Lines where the string "ASIST" appears are to be copied from the entries below.

··· Records for this exercise

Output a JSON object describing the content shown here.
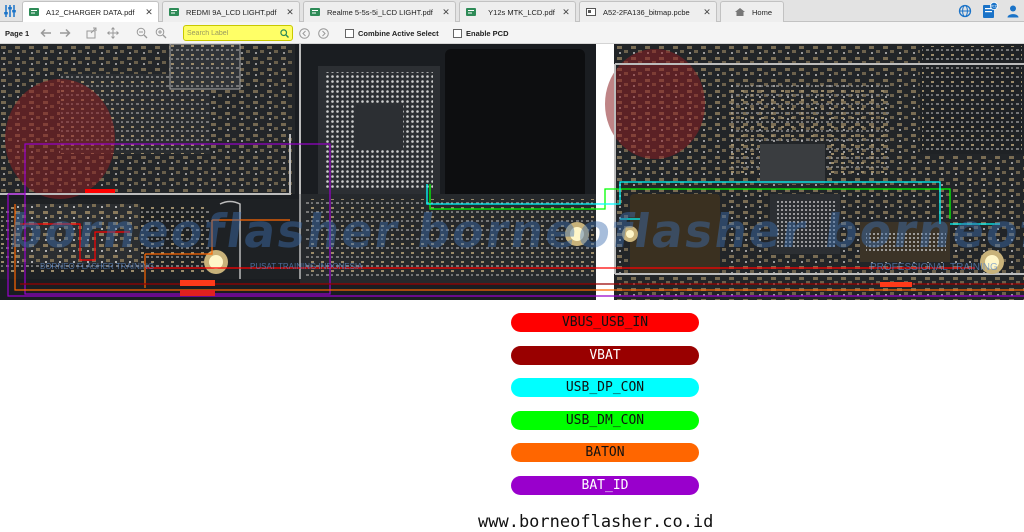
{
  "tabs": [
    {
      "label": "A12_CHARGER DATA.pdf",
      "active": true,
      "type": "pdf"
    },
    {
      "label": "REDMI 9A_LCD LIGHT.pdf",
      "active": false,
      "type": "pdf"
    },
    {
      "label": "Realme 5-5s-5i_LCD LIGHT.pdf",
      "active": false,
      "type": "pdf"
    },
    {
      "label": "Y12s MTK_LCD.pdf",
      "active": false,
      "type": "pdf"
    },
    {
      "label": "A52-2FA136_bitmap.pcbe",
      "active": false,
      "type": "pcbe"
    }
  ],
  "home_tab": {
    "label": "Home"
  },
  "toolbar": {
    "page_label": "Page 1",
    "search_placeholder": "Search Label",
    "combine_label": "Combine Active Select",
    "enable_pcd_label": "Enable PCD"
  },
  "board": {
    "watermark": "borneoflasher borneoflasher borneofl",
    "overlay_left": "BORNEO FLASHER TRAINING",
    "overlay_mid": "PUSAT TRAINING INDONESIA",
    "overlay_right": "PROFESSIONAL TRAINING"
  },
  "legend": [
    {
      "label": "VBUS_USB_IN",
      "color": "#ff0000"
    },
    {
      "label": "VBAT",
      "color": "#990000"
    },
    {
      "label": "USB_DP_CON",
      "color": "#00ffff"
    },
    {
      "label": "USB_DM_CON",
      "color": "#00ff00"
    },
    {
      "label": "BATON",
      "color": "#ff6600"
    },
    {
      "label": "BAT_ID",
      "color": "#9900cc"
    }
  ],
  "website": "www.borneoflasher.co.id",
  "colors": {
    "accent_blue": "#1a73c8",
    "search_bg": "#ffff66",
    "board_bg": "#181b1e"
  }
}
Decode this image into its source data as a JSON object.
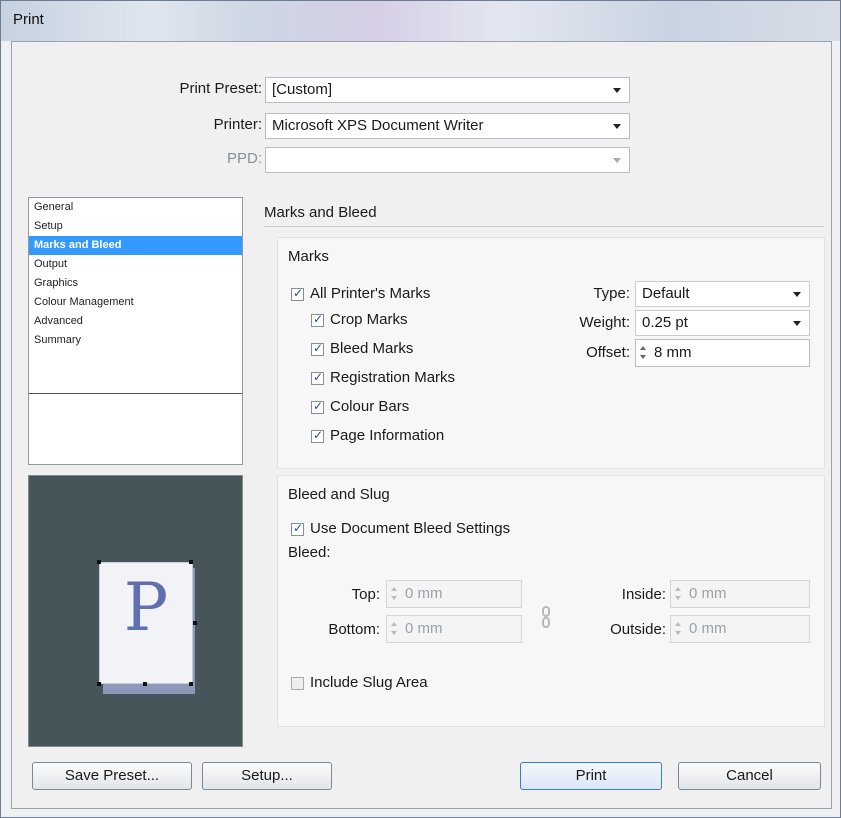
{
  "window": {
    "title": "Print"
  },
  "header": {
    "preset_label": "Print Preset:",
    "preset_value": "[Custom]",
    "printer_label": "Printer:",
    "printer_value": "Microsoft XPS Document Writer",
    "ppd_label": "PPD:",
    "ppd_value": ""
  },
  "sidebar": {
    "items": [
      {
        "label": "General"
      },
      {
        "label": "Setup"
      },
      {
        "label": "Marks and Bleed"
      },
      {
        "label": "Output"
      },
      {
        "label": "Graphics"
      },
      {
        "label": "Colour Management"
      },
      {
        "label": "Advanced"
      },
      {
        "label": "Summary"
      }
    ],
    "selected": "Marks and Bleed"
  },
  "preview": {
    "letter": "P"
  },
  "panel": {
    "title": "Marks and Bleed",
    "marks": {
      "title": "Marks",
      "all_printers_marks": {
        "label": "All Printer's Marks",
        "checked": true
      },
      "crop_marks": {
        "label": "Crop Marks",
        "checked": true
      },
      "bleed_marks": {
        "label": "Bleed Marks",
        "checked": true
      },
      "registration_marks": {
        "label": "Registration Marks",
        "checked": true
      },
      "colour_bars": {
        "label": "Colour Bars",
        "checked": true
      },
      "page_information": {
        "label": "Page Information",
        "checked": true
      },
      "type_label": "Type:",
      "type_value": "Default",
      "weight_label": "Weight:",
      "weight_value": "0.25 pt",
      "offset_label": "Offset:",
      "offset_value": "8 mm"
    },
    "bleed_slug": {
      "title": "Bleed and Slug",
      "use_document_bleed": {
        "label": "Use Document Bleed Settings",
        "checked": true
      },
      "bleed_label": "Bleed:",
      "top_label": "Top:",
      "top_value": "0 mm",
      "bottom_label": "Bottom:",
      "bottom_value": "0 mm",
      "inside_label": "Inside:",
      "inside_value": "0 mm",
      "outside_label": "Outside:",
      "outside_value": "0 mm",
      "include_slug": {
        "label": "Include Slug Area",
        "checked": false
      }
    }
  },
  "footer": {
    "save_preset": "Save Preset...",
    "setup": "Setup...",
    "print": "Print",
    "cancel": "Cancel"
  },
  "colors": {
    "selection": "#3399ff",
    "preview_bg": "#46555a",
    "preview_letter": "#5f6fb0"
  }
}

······
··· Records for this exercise

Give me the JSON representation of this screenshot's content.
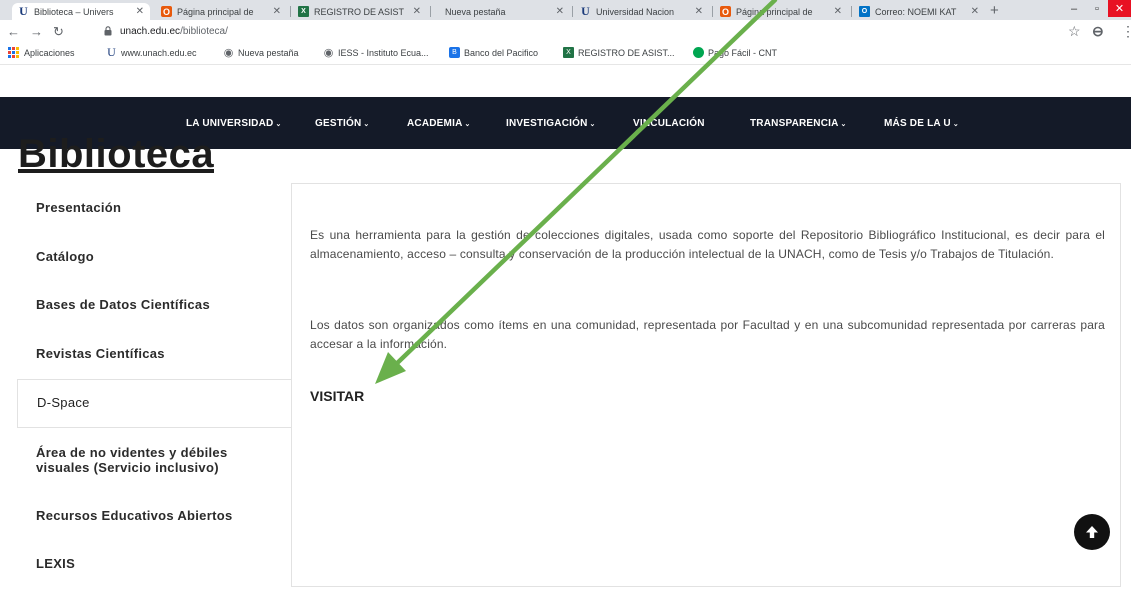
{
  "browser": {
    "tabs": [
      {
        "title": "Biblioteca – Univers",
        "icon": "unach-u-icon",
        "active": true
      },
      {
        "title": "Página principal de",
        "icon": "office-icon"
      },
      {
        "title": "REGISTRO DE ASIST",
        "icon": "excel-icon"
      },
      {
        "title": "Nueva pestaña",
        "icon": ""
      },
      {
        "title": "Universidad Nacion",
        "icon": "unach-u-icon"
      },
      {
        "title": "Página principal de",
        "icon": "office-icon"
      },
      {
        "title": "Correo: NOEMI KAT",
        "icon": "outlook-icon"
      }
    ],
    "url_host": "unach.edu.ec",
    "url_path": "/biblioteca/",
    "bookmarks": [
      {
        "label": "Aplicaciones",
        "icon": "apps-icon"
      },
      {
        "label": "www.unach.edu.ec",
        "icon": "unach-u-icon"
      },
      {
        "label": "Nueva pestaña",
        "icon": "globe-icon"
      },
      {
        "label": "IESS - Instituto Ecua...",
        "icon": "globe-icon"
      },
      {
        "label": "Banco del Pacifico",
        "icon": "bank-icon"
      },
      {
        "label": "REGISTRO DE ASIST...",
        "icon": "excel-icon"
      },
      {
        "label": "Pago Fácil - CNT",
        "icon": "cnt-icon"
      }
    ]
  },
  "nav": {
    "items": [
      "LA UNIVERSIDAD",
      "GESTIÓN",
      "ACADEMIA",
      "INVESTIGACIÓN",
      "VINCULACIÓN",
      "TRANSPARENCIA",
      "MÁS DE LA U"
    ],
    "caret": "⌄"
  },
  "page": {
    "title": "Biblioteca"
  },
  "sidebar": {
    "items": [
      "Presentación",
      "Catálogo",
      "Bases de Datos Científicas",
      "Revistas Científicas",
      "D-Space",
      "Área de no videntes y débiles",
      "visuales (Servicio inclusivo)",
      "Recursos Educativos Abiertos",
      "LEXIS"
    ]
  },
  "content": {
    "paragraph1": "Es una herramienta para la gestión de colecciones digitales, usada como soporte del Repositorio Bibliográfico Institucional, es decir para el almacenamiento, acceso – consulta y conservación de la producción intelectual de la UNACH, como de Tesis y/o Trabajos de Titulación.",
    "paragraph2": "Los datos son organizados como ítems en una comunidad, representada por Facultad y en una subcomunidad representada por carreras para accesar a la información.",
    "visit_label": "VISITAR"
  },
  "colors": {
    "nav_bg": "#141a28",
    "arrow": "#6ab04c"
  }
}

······
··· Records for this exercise

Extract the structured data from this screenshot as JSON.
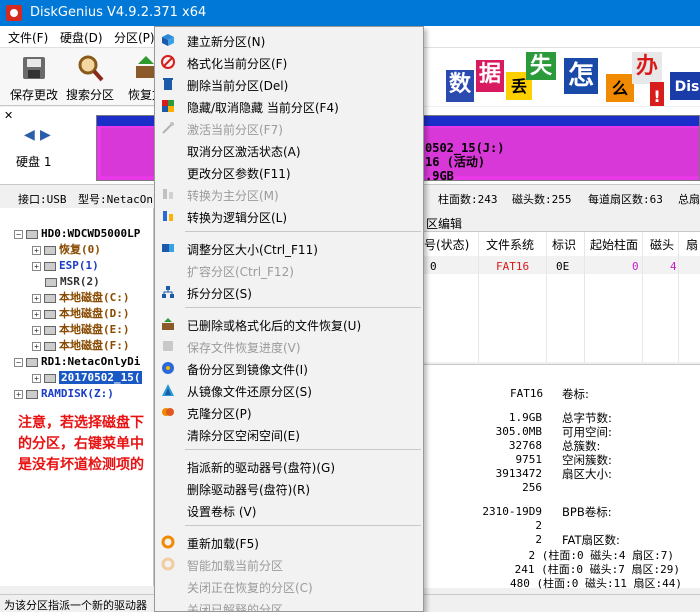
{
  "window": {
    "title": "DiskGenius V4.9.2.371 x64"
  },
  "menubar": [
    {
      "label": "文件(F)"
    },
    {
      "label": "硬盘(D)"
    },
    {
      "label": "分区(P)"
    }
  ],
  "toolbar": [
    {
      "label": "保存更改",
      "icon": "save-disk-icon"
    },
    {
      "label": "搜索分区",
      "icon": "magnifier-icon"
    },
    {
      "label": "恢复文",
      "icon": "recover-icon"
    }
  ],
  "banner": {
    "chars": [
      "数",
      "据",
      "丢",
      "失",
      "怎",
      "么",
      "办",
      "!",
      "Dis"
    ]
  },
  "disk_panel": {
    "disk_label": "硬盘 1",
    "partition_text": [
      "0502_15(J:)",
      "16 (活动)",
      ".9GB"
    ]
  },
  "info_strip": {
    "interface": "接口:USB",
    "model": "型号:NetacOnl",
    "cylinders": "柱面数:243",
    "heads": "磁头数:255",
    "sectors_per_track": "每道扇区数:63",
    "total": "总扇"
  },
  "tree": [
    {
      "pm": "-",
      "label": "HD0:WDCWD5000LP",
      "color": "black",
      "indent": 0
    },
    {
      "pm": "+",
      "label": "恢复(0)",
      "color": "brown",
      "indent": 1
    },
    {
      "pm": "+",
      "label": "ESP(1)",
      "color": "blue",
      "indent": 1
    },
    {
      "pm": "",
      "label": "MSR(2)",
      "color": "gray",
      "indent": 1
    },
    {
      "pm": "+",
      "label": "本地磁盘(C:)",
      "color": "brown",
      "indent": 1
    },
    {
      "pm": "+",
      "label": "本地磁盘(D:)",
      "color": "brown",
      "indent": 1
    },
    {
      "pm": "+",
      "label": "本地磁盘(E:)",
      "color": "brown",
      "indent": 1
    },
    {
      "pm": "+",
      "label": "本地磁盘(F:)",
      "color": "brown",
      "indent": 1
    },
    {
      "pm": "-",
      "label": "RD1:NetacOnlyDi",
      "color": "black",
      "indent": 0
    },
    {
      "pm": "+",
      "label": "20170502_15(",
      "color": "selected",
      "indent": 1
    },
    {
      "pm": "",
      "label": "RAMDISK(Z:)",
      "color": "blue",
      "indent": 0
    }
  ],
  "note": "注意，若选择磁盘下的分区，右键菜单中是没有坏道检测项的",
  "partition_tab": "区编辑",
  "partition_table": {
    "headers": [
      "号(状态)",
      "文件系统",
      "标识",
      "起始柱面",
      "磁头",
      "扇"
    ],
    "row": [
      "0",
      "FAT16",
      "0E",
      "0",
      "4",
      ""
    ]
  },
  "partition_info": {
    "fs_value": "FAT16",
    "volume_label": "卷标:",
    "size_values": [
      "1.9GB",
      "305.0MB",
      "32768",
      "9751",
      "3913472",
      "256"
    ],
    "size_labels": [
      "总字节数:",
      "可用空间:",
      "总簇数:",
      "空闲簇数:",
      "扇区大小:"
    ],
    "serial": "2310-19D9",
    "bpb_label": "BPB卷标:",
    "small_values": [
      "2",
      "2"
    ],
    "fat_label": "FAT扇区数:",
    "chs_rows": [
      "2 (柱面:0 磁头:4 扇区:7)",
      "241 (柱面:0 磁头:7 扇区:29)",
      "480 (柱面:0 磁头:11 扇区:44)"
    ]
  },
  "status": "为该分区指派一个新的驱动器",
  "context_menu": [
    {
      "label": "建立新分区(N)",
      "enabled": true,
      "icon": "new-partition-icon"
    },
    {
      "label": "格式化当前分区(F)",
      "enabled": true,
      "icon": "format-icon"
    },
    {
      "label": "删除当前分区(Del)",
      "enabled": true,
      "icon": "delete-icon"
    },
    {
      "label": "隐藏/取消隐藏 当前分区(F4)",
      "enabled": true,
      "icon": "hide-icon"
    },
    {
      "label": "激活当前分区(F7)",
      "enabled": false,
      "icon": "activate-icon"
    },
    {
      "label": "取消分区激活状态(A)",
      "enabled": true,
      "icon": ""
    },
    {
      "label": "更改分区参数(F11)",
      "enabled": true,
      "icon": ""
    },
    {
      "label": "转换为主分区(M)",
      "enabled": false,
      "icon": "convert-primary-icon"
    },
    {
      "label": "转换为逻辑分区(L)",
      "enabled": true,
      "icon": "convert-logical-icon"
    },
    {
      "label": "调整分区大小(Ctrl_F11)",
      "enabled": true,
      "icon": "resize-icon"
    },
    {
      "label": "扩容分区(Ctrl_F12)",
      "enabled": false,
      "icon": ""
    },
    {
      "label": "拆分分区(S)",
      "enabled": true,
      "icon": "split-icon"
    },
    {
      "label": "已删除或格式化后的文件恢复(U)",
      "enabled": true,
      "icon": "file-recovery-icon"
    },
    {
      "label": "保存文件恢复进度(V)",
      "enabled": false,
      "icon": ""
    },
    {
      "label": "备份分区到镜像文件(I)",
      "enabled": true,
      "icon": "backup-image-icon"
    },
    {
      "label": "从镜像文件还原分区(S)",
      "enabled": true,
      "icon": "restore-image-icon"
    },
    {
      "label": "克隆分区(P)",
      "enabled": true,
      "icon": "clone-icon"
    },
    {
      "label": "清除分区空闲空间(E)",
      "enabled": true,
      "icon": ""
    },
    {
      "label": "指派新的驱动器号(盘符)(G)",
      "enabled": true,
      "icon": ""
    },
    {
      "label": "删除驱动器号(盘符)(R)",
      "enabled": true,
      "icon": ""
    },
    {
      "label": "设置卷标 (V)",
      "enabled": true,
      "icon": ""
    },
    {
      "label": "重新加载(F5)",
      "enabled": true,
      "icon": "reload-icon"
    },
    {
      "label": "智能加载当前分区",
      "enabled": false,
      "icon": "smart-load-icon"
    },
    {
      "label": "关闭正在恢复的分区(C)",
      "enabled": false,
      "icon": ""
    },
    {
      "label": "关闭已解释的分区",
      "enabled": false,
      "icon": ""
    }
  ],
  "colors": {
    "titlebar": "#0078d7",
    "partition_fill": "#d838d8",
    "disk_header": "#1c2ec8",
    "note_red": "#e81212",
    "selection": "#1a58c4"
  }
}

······

Answer box →
        "title": "REGISTRO DE ASIST",
        "label": "REGISTRO DE ASIST...",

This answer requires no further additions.